**Work instructions**
Go over the listing below line by line, and return each one holding the string "data".

____________________

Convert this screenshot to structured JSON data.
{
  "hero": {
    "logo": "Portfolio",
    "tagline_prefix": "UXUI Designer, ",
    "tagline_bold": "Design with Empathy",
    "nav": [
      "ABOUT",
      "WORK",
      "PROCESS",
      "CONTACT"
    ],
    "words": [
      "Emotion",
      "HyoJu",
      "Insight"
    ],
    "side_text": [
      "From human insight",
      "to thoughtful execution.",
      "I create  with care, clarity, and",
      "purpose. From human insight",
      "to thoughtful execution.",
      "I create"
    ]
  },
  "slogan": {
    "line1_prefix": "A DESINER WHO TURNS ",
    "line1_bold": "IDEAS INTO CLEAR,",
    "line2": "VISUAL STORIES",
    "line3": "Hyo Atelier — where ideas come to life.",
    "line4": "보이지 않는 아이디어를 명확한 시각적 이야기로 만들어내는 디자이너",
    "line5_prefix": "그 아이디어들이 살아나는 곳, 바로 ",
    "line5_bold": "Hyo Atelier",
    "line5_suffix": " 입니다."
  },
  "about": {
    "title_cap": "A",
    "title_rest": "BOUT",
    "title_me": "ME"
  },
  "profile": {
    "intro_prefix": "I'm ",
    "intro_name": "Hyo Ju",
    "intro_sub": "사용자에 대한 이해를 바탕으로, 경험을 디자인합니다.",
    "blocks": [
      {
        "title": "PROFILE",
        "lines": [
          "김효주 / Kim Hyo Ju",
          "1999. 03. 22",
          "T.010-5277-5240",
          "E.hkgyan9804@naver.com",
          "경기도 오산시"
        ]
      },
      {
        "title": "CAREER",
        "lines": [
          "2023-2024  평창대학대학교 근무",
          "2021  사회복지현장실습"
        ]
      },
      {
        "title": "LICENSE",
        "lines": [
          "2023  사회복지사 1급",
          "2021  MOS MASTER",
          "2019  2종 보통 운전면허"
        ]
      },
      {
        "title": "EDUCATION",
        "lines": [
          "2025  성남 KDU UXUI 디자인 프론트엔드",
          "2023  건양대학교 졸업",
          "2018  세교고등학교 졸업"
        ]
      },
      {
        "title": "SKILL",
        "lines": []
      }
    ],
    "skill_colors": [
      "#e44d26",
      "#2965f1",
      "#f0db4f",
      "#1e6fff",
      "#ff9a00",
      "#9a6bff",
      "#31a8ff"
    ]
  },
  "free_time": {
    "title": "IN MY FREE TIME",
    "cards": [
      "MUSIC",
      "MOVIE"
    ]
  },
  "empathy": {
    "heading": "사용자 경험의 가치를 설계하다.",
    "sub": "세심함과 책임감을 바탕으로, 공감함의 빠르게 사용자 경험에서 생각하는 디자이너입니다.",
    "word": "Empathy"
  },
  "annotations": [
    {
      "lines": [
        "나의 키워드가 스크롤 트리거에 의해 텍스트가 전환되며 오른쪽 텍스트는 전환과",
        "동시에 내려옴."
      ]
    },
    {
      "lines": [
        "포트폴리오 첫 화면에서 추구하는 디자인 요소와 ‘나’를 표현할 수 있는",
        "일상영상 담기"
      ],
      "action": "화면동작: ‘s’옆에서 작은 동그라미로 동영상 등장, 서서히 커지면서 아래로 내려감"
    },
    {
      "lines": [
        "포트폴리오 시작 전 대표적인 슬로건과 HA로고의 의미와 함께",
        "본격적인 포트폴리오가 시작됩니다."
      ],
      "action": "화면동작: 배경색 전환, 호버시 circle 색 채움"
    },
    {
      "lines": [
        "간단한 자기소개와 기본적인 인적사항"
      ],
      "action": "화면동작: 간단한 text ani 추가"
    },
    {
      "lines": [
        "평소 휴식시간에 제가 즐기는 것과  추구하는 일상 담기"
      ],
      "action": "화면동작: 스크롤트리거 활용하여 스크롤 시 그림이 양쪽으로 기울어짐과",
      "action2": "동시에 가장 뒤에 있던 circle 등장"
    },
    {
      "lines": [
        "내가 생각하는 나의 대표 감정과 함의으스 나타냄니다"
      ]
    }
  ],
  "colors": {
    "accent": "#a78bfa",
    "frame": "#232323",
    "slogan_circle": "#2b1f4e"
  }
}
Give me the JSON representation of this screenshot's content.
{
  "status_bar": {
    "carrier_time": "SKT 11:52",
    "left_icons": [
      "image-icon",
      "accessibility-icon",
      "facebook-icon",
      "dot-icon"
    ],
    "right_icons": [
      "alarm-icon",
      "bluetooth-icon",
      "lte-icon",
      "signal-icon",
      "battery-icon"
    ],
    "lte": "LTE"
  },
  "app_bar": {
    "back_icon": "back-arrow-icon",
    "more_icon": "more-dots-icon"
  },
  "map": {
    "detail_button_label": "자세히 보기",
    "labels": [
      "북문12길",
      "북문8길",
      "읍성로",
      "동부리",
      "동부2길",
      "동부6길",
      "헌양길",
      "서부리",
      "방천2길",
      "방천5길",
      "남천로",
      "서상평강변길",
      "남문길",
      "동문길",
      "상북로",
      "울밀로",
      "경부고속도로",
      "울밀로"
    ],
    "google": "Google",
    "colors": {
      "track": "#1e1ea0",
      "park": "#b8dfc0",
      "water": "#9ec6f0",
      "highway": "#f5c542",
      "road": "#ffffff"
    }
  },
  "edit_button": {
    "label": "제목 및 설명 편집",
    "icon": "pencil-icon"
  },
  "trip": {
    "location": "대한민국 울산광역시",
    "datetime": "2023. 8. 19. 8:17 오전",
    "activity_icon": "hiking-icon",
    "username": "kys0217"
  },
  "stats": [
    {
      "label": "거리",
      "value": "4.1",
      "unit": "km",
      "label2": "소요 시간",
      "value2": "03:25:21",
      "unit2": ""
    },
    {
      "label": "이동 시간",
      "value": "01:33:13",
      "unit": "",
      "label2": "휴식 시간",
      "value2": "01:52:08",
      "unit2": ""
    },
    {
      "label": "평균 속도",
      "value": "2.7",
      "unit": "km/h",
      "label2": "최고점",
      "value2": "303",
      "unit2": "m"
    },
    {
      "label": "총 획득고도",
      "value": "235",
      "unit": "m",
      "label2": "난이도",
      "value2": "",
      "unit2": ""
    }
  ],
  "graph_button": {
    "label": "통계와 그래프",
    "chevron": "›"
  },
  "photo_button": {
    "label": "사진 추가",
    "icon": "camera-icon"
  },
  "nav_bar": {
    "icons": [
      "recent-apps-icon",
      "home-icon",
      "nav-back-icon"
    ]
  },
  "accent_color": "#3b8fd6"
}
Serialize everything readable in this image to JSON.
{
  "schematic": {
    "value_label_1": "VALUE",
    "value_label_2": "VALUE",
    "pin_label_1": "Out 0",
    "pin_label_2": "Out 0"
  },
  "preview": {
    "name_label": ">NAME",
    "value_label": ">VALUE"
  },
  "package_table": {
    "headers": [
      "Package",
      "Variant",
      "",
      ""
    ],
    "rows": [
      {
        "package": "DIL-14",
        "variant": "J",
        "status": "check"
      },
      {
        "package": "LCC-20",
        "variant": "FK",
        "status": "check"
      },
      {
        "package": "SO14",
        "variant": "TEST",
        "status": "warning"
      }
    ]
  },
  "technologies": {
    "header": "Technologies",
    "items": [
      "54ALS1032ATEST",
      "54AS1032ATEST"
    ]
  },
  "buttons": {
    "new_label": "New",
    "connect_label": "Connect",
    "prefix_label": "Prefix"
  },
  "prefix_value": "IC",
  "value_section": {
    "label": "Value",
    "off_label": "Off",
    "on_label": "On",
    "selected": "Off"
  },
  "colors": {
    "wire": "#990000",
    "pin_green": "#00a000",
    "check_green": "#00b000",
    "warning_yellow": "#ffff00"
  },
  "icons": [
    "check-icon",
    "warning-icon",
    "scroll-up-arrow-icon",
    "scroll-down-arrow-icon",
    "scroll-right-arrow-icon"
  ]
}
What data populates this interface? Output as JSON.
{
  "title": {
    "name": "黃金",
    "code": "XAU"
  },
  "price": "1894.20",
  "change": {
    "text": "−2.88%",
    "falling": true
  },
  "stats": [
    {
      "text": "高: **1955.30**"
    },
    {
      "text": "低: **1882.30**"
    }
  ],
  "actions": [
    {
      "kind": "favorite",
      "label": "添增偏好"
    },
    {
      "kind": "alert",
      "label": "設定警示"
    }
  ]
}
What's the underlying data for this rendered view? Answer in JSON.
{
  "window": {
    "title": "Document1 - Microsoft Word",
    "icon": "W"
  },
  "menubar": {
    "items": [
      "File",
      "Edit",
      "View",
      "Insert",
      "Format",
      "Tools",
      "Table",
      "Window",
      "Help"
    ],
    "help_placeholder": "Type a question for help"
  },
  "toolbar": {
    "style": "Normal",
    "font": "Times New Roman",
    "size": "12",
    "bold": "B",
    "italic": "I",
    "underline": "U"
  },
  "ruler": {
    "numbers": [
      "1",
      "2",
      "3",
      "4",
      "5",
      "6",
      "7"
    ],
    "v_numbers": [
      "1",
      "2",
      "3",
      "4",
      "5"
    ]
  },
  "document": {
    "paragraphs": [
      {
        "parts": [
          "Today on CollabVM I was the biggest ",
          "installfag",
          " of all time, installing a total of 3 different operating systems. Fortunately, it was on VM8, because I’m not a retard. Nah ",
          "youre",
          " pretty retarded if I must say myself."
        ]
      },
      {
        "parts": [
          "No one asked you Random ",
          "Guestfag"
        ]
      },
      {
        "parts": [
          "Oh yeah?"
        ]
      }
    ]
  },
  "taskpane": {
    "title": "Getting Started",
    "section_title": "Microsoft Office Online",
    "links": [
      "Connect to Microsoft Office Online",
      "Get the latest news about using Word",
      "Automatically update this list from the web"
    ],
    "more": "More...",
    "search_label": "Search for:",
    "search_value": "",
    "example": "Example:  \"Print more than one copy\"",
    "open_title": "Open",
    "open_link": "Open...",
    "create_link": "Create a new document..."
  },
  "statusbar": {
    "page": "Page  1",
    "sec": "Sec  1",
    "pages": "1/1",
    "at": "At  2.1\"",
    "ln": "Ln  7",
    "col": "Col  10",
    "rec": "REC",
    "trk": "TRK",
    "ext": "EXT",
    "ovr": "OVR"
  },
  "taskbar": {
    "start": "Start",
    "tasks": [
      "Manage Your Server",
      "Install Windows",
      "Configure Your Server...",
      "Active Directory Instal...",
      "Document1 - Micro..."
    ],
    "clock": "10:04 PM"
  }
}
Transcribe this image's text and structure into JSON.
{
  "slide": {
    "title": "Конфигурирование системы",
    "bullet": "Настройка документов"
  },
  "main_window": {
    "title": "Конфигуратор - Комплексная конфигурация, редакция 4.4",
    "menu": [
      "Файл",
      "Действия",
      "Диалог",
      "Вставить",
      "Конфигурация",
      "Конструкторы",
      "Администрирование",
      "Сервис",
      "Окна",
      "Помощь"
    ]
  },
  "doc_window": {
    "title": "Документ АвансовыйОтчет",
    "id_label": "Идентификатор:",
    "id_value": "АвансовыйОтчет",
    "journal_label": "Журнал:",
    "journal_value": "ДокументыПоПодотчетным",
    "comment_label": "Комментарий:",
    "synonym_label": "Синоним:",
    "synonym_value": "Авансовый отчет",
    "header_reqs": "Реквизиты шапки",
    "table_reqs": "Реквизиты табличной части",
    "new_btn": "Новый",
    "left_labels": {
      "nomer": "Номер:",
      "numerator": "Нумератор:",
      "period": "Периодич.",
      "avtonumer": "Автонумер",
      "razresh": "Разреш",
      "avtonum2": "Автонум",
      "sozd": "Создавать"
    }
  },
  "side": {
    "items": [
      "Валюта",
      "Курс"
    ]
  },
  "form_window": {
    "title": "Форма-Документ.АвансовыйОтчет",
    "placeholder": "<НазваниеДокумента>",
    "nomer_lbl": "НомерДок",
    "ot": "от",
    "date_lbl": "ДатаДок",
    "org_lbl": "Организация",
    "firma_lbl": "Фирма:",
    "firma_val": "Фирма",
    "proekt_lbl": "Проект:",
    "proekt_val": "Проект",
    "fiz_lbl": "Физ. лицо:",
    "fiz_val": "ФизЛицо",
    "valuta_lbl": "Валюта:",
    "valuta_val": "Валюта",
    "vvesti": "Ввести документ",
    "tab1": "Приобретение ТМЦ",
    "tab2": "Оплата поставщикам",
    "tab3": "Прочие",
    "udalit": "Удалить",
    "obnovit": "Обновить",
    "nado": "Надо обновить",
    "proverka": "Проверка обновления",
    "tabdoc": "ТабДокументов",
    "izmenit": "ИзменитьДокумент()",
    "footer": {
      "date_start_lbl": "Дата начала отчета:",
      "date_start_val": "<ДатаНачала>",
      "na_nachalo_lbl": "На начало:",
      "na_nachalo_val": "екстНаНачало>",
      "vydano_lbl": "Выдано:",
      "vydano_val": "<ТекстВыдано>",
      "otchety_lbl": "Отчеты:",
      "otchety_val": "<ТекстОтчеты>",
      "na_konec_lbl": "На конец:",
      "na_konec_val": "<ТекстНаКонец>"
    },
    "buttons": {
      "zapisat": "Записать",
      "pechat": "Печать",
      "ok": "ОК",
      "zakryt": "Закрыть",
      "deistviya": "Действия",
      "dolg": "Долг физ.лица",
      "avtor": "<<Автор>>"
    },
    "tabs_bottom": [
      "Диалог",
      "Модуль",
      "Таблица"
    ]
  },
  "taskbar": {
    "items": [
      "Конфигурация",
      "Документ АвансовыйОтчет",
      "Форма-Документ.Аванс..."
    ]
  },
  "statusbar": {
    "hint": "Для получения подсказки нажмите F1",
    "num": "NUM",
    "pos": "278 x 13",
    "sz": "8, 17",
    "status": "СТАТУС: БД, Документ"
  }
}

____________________

**The answer**
Convert this screenshot to structured JSON data.
What data populates this interface? Output as JSON.
What's the underlying data for this rendered view? Answer in JSON.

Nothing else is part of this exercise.